For the word "version", search the records and show each line in which it occurs.

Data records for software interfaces
═══

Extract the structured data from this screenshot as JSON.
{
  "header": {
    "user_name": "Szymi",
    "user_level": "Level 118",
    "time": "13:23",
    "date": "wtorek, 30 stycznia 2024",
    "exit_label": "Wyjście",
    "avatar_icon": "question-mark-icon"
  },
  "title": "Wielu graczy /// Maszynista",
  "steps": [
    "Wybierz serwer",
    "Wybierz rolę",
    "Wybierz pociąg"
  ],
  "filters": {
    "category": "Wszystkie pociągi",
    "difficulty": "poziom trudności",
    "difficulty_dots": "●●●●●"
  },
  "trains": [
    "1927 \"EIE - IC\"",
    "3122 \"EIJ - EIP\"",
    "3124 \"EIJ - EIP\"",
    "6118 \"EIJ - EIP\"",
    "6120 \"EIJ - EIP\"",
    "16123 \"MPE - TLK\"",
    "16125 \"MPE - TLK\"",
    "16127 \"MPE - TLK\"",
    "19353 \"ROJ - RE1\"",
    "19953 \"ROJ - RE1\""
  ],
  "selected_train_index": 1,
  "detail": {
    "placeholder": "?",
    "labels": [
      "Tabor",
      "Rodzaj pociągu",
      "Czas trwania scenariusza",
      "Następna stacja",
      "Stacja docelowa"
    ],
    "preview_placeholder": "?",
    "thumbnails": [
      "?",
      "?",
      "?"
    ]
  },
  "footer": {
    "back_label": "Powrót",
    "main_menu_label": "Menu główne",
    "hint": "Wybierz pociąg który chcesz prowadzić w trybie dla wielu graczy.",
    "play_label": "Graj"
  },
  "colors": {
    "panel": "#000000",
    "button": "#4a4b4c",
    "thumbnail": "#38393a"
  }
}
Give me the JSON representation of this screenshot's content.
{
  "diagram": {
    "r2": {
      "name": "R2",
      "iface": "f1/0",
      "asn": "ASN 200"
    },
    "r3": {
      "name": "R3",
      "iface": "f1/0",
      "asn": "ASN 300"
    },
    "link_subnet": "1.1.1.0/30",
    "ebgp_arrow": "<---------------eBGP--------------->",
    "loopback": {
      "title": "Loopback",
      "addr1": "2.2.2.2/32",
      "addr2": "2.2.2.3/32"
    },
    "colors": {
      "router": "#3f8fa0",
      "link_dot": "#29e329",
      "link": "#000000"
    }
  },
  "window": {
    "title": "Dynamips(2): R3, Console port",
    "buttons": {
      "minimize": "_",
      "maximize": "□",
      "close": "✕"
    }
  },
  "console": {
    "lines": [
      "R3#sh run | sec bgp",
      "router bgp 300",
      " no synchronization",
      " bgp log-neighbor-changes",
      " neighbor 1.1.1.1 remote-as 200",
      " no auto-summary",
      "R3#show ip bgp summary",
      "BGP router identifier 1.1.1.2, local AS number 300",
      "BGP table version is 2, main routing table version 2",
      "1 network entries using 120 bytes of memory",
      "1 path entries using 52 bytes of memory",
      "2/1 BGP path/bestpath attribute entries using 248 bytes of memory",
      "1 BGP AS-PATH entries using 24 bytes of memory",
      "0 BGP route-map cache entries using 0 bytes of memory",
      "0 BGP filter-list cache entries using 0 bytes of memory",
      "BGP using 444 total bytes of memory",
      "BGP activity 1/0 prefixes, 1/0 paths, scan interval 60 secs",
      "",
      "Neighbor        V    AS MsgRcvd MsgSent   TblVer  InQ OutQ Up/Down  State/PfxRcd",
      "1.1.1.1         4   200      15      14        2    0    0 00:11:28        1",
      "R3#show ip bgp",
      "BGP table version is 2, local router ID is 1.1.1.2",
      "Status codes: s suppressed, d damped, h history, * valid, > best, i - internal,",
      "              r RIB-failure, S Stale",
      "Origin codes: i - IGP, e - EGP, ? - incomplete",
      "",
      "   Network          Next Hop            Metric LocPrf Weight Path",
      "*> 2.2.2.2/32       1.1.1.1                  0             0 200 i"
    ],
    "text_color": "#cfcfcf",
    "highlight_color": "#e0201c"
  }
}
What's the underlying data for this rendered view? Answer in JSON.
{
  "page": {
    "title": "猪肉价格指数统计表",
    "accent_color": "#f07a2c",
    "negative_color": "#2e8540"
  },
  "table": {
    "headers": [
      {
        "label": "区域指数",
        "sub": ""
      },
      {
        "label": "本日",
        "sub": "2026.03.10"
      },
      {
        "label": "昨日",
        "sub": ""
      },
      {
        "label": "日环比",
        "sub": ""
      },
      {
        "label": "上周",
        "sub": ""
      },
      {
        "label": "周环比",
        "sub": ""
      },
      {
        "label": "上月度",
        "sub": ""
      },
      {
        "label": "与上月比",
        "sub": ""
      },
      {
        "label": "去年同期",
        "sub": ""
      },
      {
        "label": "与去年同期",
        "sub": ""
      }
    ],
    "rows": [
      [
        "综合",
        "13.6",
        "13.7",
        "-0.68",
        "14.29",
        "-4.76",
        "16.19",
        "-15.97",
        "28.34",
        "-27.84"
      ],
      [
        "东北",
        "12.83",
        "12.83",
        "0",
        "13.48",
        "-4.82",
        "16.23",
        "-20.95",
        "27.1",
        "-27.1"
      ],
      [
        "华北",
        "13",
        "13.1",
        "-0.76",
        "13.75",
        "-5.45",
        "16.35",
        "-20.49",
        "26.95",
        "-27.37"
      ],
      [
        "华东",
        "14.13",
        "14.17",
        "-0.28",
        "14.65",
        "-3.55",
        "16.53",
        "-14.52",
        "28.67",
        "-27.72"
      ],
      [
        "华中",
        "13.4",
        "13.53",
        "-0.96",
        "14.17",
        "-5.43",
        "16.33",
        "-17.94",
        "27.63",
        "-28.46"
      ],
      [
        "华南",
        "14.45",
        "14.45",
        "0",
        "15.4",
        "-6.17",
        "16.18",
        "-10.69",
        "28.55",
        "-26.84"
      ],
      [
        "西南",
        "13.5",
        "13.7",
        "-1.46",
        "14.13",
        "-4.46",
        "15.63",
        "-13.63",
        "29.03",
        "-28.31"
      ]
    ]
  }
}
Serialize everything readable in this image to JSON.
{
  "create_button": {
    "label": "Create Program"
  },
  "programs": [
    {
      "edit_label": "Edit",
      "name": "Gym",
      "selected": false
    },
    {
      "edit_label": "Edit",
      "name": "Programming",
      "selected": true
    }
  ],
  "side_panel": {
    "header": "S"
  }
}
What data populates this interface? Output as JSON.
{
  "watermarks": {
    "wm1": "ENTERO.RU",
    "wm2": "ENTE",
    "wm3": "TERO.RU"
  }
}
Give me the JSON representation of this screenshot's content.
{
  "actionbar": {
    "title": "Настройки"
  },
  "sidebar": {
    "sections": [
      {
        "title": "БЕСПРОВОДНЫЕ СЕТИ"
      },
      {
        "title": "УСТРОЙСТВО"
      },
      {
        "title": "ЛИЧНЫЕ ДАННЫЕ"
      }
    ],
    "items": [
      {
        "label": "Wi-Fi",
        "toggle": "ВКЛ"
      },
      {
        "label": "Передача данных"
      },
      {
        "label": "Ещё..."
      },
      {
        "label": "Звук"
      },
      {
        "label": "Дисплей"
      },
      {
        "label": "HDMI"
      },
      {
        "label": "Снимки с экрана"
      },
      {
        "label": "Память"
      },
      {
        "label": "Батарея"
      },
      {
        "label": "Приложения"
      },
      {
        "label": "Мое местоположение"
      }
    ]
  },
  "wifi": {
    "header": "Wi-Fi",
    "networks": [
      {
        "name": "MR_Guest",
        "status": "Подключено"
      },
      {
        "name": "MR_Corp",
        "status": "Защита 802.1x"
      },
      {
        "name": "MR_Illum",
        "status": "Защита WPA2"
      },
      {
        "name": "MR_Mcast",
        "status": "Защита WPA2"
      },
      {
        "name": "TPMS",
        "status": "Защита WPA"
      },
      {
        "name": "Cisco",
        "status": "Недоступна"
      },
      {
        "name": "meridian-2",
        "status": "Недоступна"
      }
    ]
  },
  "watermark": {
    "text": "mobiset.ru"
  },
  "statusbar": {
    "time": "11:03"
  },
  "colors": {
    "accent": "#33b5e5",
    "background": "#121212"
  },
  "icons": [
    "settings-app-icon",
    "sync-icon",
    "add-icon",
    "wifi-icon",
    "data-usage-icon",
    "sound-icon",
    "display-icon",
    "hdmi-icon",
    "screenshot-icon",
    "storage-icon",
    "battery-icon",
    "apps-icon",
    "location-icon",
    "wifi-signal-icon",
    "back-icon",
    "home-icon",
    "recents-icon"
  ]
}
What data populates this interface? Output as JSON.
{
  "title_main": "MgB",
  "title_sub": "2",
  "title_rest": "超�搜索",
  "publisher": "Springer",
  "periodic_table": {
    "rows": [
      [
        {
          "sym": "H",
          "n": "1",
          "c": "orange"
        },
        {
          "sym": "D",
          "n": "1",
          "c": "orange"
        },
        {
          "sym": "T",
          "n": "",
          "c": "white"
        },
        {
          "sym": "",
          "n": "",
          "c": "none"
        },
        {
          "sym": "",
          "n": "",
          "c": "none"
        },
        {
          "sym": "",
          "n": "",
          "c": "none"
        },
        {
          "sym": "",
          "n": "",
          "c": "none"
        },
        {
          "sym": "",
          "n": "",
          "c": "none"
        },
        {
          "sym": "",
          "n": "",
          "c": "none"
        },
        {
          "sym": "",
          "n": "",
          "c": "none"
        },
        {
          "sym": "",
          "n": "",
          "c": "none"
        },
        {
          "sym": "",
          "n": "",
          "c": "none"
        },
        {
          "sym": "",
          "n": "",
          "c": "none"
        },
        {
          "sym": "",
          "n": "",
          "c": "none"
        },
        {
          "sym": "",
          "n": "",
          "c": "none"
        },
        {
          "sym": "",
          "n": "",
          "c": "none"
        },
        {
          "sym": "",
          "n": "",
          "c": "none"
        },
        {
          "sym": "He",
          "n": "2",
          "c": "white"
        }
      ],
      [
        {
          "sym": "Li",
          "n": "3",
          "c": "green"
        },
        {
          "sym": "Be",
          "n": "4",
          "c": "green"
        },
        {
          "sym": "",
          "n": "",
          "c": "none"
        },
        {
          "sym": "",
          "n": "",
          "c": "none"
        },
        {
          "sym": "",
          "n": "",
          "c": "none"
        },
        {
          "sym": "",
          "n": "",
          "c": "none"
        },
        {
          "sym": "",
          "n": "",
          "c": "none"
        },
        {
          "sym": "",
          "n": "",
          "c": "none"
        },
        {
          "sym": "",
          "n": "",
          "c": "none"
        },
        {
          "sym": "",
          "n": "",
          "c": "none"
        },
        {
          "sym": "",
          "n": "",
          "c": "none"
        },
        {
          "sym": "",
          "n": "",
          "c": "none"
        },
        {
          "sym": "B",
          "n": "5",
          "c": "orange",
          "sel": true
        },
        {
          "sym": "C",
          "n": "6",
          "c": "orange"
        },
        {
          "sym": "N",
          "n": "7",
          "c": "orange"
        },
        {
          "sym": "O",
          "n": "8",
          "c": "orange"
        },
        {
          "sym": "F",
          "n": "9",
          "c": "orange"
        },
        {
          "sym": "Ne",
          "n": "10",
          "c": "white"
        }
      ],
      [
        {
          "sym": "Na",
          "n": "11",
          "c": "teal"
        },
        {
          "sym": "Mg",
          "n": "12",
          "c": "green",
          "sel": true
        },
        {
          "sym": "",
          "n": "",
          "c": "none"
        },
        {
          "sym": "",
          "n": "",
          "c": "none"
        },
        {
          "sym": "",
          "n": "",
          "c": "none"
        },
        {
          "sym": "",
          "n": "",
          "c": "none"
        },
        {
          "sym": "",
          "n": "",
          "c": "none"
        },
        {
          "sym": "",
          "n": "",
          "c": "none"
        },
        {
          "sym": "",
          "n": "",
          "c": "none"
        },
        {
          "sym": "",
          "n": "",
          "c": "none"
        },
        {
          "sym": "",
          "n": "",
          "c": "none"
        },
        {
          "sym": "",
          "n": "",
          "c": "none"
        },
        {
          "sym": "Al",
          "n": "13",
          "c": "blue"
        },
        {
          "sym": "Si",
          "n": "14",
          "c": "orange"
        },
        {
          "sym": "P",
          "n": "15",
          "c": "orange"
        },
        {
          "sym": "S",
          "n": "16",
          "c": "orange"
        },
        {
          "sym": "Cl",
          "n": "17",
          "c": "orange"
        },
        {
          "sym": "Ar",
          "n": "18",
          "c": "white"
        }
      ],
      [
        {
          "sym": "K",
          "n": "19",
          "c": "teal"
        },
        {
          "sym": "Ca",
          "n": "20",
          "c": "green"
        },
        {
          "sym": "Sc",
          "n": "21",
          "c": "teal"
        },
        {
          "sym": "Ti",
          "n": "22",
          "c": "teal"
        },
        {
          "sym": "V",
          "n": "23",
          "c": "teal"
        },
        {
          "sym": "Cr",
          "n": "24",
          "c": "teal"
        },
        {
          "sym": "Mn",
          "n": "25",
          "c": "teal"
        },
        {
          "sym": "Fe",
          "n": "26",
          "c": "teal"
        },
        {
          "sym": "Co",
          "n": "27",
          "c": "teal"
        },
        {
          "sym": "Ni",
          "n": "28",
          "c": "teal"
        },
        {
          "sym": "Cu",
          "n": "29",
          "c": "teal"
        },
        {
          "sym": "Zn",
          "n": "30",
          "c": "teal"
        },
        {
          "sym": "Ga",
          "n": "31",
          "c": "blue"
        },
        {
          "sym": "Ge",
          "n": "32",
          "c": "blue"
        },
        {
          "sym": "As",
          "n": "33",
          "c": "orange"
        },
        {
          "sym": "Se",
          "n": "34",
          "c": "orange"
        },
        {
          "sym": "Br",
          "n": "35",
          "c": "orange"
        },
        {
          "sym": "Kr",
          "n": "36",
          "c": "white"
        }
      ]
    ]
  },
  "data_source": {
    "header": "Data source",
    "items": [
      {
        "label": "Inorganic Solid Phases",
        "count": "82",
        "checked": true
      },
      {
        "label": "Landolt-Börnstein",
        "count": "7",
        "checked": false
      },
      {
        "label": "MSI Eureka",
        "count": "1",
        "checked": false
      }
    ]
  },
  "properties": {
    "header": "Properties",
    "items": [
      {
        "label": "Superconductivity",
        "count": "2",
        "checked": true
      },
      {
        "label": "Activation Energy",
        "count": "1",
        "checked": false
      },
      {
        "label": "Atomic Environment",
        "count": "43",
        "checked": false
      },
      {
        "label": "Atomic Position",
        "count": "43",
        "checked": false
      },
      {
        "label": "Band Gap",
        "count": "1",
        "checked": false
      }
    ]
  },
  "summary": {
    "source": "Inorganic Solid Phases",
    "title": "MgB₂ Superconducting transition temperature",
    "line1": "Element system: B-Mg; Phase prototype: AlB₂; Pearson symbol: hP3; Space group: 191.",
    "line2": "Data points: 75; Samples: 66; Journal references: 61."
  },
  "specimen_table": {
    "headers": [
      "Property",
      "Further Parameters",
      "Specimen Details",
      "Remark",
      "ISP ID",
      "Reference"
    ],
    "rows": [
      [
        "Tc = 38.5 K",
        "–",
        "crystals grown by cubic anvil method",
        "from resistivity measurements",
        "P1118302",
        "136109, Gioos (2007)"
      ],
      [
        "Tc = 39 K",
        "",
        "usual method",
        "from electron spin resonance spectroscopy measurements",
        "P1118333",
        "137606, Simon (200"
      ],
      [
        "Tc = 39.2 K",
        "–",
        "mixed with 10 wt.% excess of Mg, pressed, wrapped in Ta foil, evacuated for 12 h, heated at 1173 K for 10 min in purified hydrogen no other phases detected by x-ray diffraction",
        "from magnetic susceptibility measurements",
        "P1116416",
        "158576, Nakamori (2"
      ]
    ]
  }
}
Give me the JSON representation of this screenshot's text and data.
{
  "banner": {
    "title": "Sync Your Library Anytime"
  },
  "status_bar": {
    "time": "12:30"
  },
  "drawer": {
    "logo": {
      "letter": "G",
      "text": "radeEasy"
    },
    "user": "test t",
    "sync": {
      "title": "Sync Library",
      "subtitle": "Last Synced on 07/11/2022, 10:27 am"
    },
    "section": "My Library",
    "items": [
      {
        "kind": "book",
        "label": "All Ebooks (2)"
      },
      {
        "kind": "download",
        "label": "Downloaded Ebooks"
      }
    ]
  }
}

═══

## ANSWER
      "BGP table version is 2, main routing table version 2",
      "BGP table version is 2, local router ID is 1.1.1.2",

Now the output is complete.